<<<<
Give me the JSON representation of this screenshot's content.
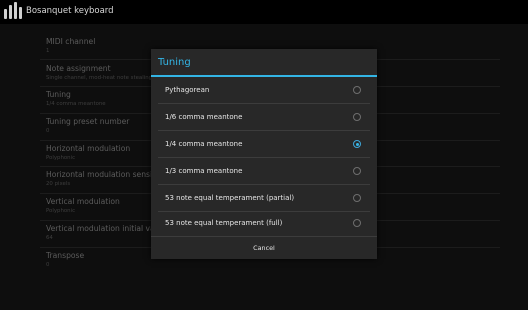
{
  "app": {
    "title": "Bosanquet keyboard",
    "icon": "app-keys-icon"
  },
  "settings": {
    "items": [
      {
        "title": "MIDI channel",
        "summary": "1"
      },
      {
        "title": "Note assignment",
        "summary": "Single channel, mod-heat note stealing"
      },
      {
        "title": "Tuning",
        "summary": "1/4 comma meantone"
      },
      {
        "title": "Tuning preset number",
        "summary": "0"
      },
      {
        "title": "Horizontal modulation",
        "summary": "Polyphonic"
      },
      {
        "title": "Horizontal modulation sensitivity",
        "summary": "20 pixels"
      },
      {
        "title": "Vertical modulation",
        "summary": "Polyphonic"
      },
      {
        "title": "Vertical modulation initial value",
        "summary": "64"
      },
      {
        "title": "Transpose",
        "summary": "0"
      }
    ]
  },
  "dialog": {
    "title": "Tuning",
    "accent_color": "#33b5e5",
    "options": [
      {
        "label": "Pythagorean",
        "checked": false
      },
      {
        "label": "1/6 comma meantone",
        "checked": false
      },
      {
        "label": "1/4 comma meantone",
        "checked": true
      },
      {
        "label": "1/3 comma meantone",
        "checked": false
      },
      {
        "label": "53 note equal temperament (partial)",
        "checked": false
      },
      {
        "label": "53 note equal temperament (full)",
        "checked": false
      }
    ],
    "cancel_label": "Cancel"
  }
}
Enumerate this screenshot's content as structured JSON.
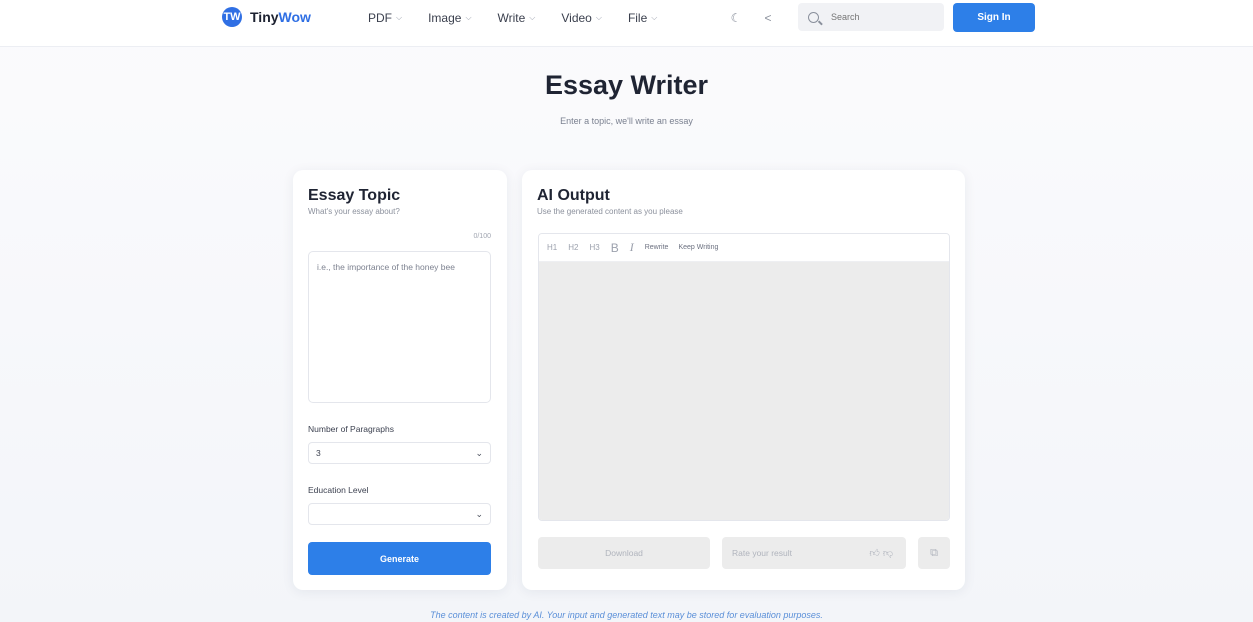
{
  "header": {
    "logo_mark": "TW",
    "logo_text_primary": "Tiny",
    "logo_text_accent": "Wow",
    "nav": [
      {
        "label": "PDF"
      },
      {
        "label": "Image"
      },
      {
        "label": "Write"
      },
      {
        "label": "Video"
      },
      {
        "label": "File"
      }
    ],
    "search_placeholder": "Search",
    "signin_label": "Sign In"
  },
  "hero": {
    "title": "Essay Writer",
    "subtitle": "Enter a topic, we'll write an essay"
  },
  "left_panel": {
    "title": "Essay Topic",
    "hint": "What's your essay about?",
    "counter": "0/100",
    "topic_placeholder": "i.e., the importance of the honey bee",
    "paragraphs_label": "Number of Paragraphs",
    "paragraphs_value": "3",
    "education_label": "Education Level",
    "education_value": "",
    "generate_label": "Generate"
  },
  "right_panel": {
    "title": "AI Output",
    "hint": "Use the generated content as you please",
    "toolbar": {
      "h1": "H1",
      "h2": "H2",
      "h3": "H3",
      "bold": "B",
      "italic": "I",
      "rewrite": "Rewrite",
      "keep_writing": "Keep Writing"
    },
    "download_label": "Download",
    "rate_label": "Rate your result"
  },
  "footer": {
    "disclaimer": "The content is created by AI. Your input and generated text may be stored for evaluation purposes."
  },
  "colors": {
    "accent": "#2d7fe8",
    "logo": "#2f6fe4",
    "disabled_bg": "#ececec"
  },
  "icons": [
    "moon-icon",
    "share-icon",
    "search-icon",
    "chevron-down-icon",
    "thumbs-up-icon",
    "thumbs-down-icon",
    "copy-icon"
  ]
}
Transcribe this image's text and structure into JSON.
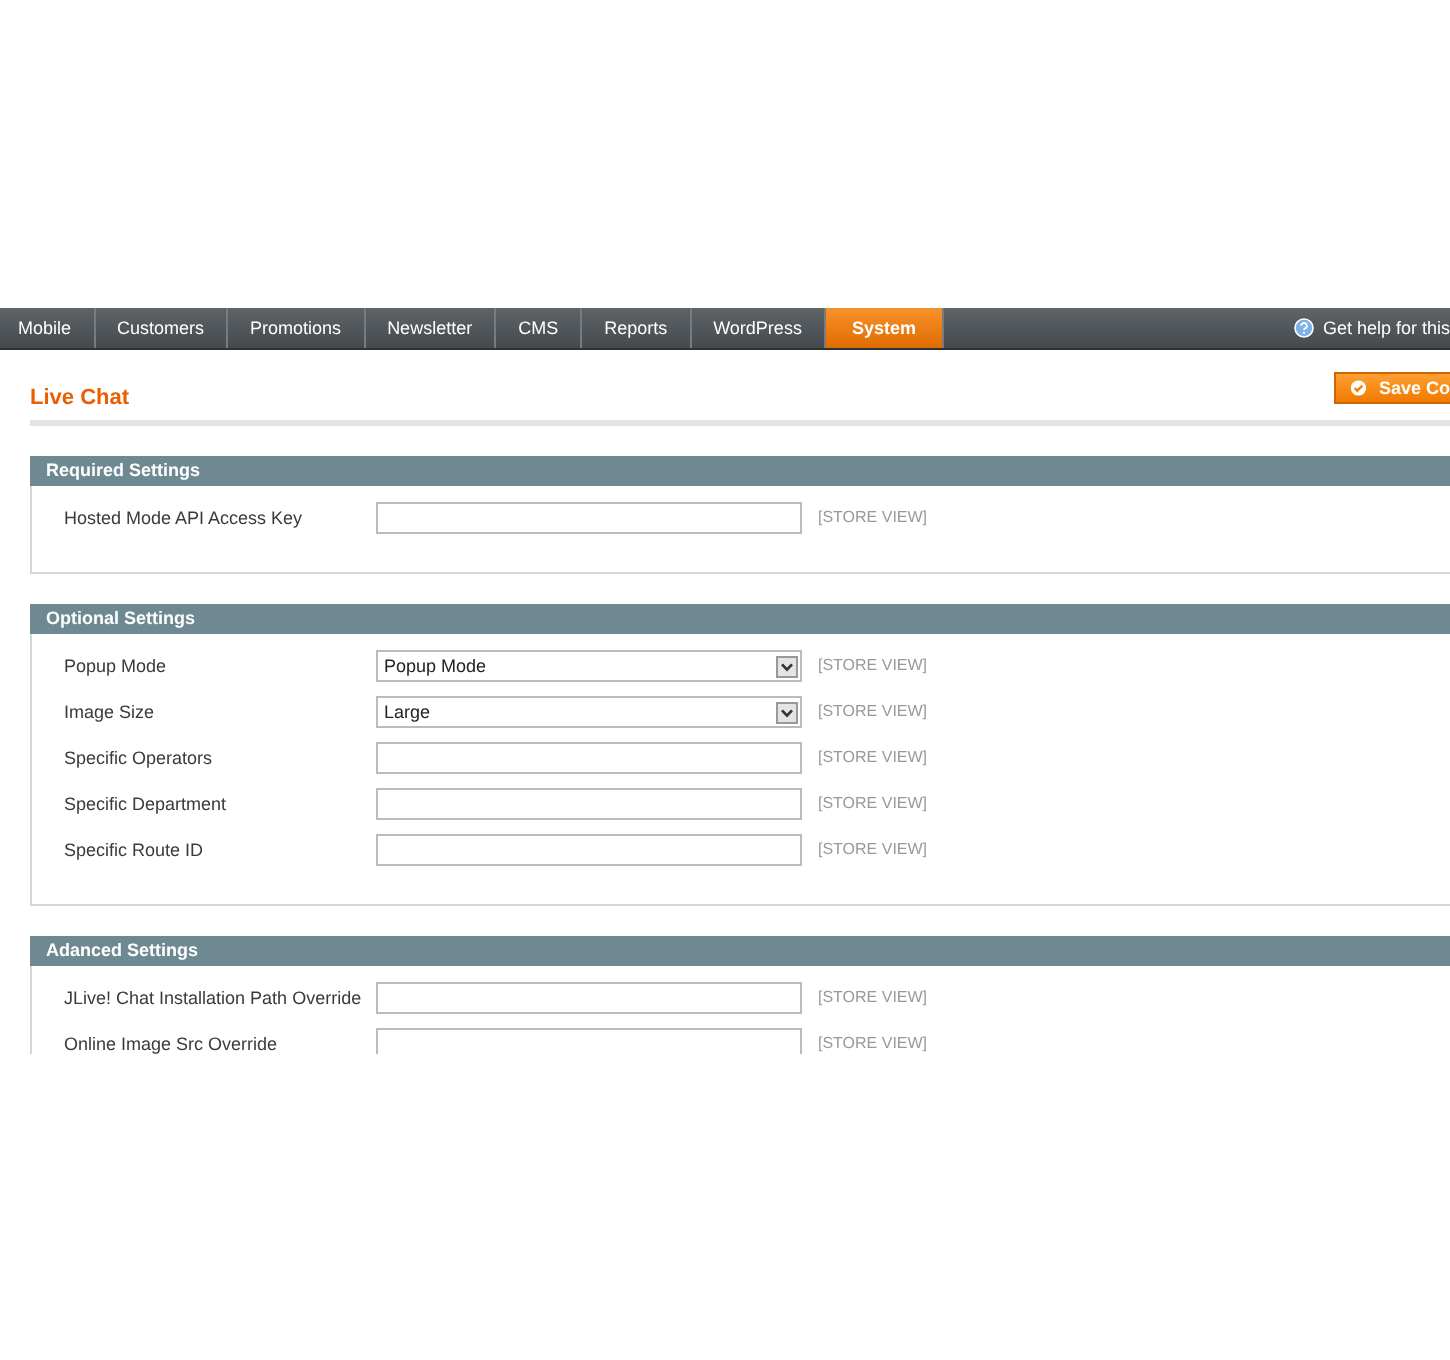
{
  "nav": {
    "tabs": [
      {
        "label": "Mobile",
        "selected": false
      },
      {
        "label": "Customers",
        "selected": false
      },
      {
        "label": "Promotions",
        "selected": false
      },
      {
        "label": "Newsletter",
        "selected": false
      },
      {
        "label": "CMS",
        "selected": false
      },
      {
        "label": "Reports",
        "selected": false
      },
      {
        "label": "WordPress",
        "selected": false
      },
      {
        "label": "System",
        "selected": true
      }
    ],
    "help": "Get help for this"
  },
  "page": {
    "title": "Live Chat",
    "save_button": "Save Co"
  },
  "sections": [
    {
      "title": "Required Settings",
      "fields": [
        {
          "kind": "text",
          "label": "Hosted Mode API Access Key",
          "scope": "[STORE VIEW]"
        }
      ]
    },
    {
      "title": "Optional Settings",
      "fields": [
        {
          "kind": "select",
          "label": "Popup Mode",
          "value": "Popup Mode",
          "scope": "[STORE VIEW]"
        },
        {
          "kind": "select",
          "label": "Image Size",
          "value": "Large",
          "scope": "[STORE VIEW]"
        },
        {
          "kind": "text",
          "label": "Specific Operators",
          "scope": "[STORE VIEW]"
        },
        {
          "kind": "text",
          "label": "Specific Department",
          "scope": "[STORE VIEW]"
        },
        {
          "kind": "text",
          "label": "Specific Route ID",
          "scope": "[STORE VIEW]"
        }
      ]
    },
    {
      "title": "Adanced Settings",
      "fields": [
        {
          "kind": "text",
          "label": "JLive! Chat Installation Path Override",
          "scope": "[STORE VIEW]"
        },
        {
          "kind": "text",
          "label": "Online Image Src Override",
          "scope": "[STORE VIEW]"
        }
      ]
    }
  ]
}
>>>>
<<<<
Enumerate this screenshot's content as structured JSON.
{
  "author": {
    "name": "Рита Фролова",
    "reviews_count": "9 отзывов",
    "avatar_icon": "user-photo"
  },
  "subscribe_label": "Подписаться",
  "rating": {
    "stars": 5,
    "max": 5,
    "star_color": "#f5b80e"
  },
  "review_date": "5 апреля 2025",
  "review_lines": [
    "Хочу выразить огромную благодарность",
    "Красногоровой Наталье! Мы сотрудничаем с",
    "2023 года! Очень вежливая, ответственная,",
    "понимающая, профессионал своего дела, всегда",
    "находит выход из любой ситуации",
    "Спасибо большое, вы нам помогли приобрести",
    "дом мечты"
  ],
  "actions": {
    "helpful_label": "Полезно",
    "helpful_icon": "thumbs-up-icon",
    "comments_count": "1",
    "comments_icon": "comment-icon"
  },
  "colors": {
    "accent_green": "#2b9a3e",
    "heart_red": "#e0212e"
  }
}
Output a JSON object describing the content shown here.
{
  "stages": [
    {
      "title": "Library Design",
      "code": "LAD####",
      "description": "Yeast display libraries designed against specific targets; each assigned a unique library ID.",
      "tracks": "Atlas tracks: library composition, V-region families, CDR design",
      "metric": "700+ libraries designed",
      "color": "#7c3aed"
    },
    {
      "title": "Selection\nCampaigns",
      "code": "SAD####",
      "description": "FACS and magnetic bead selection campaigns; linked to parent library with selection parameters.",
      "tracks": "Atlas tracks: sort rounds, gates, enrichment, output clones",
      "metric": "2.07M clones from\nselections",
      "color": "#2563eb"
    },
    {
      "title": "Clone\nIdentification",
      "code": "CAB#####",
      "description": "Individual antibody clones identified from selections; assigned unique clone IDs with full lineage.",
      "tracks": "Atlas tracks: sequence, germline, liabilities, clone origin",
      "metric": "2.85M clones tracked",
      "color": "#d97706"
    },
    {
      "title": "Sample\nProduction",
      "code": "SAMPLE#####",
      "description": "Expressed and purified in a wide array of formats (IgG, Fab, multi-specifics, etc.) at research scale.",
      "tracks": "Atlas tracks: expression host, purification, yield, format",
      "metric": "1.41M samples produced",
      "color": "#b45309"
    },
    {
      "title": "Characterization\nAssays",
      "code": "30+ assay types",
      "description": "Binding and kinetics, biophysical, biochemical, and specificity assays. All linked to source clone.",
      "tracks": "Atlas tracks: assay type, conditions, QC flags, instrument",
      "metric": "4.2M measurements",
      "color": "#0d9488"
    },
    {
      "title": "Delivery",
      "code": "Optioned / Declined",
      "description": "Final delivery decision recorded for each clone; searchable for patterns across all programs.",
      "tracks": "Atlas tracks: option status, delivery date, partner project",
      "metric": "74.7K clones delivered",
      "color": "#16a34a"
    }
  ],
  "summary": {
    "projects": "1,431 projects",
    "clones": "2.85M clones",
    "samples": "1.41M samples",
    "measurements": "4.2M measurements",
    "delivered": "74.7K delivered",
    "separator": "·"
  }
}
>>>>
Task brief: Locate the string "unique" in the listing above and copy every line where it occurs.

Response to the exercise:
      "description": "Yeast display libraries designed against specific targets; each assigned a unique library ID.",
      "description": "Individual antibody clones identified from selections; assigned unique clone IDs with full lineage.",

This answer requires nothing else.